Records from a data collection
# # # #

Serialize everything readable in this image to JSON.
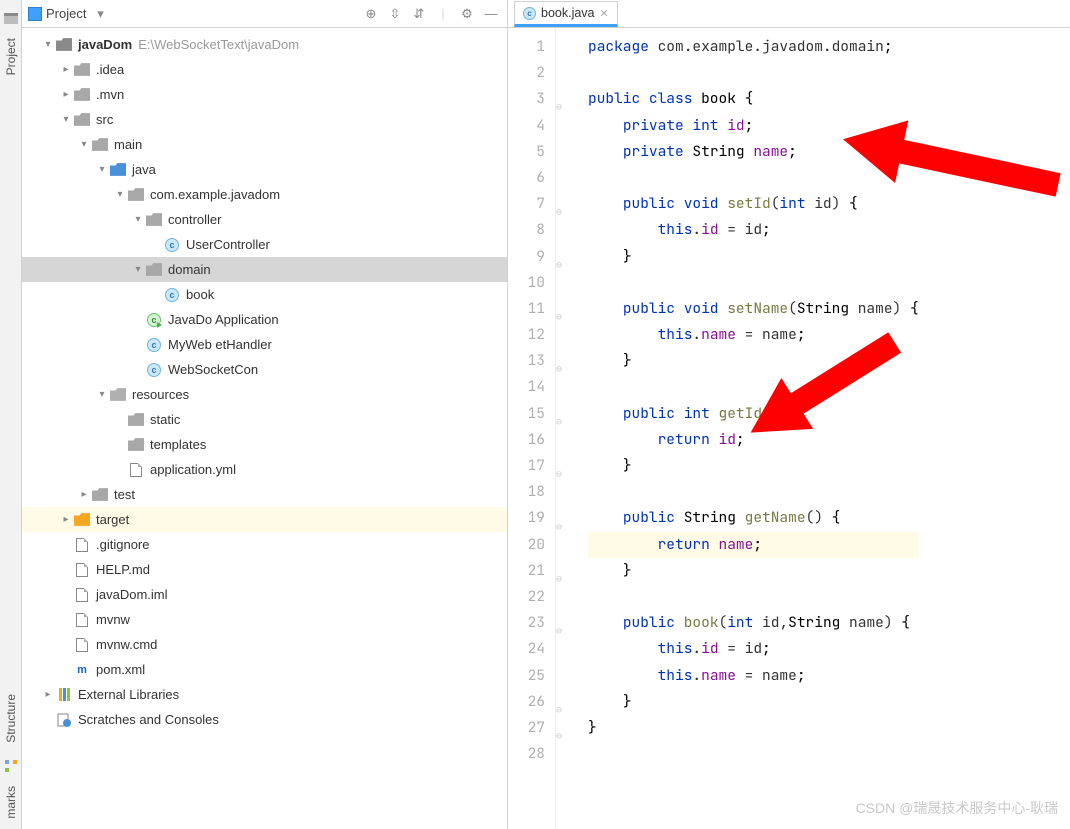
{
  "sideTabs": {
    "project": "Project",
    "structure": "Structure",
    "bookmarks": "marks"
  },
  "toolbar": {
    "projectLabel": "Project"
  },
  "editorTab": {
    "filename": "book.java"
  },
  "tree": {
    "root": {
      "name": "javaDom",
      "path": "E:\\WebSocketText\\javaDom"
    },
    "idea": ".idea",
    "mvn": ".mvn",
    "src": "src",
    "main": "main",
    "java": "java",
    "pkg": "com.example.javadom",
    "controller": "controller",
    "userController": "UserController",
    "domain": "domain",
    "book": "book",
    "app": "JavaDo      Application",
    "handler": "MyWeb        etHandler",
    "wsconfig": "WebSocketCon",
    "resources": "resources",
    "static": "static",
    "templates": "templates",
    "appyml": "application.yml",
    "test": "test",
    "target": "target",
    "gitignore": ".gitignore",
    "help": "HELP.md",
    "iml": "javaDom.iml",
    "mvnw": "mvnw",
    "mvnwcmd": "mvnw.cmd",
    "pom": "pom.xml",
    "extlibs": "External Libraries",
    "scratches": "Scratches and Consoles"
  },
  "code": [
    {
      "n": 1,
      "html": "<span class='k'>package</span> com.example.javadom.domain<span class='sc'>;</span>"
    },
    {
      "n": 2,
      "html": ""
    },
    {
      "n": 3,
      "html": "<span class='k'>public class</span> <span class='t'>book</span> <span class='sc'>{</span>"
    },
    {
      "n": 4,
      "html": "    <span class='k'>private int</span> <span class='f'>id</span><span class='sc'>;</span>"
    },
    {
      "n": 5,
      "html": "    <span class='k'>private</span> <span class='t'>String</span> <span class='f'>name</span><span class='sc'>;</span>"
    },
    {
      "n": 6,
      "html": ""
    },
    {
      "n": 7,
      "html": "    <span class='k'>public void</span> <span class='m'>setId</span>(<span class='k'>int</span> id) <span class='sc'>{</span>"
    },
    {
      "n": 8,
      "html": "        <span class='k'>this</span>.<span class='f'>id</span> = id<span class='sc'>;</span>"
    },
    {
      "n": 9,
      "html": "    <span class='sc'>}</span>"
    },
    {
      "n": 10,
      "html": ""
    },
    {
      "n": 11,
      "html": "    <span class='k'>public void</span> <span class='m'>setName</span>(<span class='t'>String</span> name) <span class='sc'>{</span>"
    },
    {
      "n": 12,
      "html": "        <span class='k'>this</span>.<span class='f'>name</span> = name<span class='sc'>;</span>"
    },
    {
      "n": 13,
      "html": "    <span class='sc'>}</span>"
    },
    {
      "n": 14,
      "html": ""
    },
    {
      "n": 15,
      "html": "    <span class='k'>public int</span> <span class='m'>getId</span>() <span class='sc'>{</span>"
    },
    {
      "n": 16,
      "html": "        <span class='k'>return</span> <span class='f'>id</span><span class='sc'>;</span>"
    },
    {
      "n": 17,
      "html": "    <span class='sc'>}</span>"
    },
    {
      "n": 18,
      "html": ""
    },
    {
      "n": 19,
      "html": "    <span class='k'>public</span> <span class='t'>String</span> <span class='m'>getName</span>() <span class='sc'>{</span>"
    },
    {
      "n": 20,
      "html": "        <span class='k'>return</span> <span class='f'>name</span><span class='sc'>;</span>",
      "hl": true
    },
    {
      "n": 21,
      "html": "    <span class='sc'>}</span>"
    },
    {
      "n": 22,
      "html": ""
    },
    {
      "n": 23,
      "html": "    <span class='k'>public</span> <span class='m'>book</span>(<span class='k'>int</span> id,<span class='t'>String</span> name) <span class='sc'>{</span>"
    },
    {
      "n": 24,
      "html": "        <span class='k'>this</span>.<span class='f'>id</span> = id<span class='sc'>;</span>"
    },
    {
      "n": 25,
      "html": "        <span class='k'>this</span>.<span class='f'>name</span> = name<span class='sc'>;</span>"
    },
    {
      "n": 26,
      "html": "    <span class='sc'>}</span>"
    },
    {
      "n": 27,
      "html": "<span class='sc'>}</span>"
    },
    {
      "n": 28,
      "html": ""
    }
  ],
  "watermark": "CSDN @瑞晟技术服务中心-耿瑞"
}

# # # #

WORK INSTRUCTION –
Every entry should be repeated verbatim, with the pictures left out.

ANSWER TO THIS EXERCISE –
Serialize everything readable in this image to JSON.
{
  "sideTabs": {
    "project": "Project",
    "structure": "Structure",
    "bookmarks": "marks"
  },
  "toolbar": {
    "projectLabel": "Project"
  },
  "editorTab": {
    "filename": "book.java"
  },
  "tree": {
    "root": {
      "name": "javaDom",
      "path": "E:\\WebSocketText\\javaDom"
    },
    "idea": ".idea",
    "mvn": ".mvn",
    "src": "src",
    "main": "main",
    "java": "java",
    "pkg": "com.example.javadom",
    "controller": "controller",
    "userController": "UserController",
    "domain": "domain",
    "book": "book",
    "app": "JavaDo      Application",
    "handler": "MyWeb        etHandler",
    "wsconfig": "WebSocketCon",
    "resources": "resources",
    "static": "static",
    "templates": "templates",
    "appyml": "application.yml",
    "test": "test",
    "target": "target",
    "gitignore": ".gitignore",
    "help": "HELP.md",
    "iml": "javaDom.iml",
    "mvnw": "mvnw",
    "mvnwcmd": "mvnw.cmd",
    "pom": "pom.xml",
    "extlibs": "External Libraries",
    "scratches": "Scratches and Consoles"
  },
  "code": [
    {
      "n": 1,
      "html": "<span class='k'>package</span> com.example.javadom.domain<span class='sc'>;</span>"
    },
    {
      "n": 2,
      "html": ""
    },
    {
      "n": 3,
      "html": "<span class='k'>public class</span> <span class='t'>book</span> <span class='sc'>{</span>"
    },
    {
      "n": 4,
      "html": "    <span class='k'>private int</span> <span class='f'>id</span><span class='sc'>;</span>"
    },
    {
      "n": 5,
      "html": "    <span class='k'>private</span> <span class='t'>String</span> <span class='f'>name</span><span class='sc'>;</span>"
    },
    {
      "n": 6,
      "html": ""
    },
    {
      "n": 7,
      "html": "    <span class='k'>public void</span> <span class='m'>setId</span>(<span class='k'>int</span> id) <span class='sc'>{</span>"
    },
    {
      "n": 8,
      "html": "        <span class='k'>this</span>.<span class='f'>id</span> = id<span class='sc'>;</span>"
    },
    {
      "n": 9,
      "html": "    <span class='sc'>}</span>"
    },
    {
      "n": 10,
      "html": ""
    },
    {
      "n": 11,
      "html": "    <span class='k'>public void</span> <span class='m'>setName</span>(<span class='t'>String</span> name) <span class='sc'>{</span>"
    },
    {
      "n": 12,
      "html": "        <span class='k'>this</span>.<span class='f'>name</span> = name<span class='sc'>;</span>"
    },
    {
      "n": 13,
      "html": "    <span class='sc'>}</span>"
    },
    {
      "n": 14,
      "html": ""
    },
    {
      "n": 15,
      "html": "    <span class='k'>public int</span> <span class='m'>getId</span>() <span class='sc'>{</span>"
    },
    {
      "n": 16,
      "html": "        <span class='k'>return</span> <span class='f'>id</span><span class='sc'>;</span>"
    },
    {
      "n": 17,
      "html": "    <span class='sc'>}</span>"
    },
    {
      "n": 18,
      "html": ""
    },
    {
      "n": 19,
      "html": "    <span class='k'>public</span> <span class='t'>String</span> <span class='m'>getName</span>() <span class='sc'>{</span>"
    },
    {
      "n": 20,
      "html": "        <span class='k'>return</span> <span class='f'>name</span><span class='sc'>;</span>",
      "hl": true
    },
    {
      "n": 21,
      "html": "    <span class='sc'>}</span>"
    },
    {
      "n": 22,
      "html": ""
    },
    {
      "n": 23,
      "html": "    <span class='k'>public</span> <span class='m'>book</span>(<span class='k'>int</span> id,<span class='t'>String</span> name) <span class='sc'>{</span>"
    },
    {
      "n": 24,
      "html": "        <span class='k'>this</span>.<span class='f'>id</span> = id<span class='sc'>;</span>"
    },
    {
      "n": 25,
      "html": "        <span class='k'>this</span>.<span class='f'>name</span> = name<span class='sc'>;</span>"
    },
    {
      "n": 26,
      "html": "    <span class='sc'>}</span>"
    },
    {
      "n": 27,
      "html": "<span class='sc'>}</span>"
    },
    {
      "n": 28,
      "html": ""
    }
  ],
  "watermark": "CSDN @瑞晟技术服务中心-耿瑞"
}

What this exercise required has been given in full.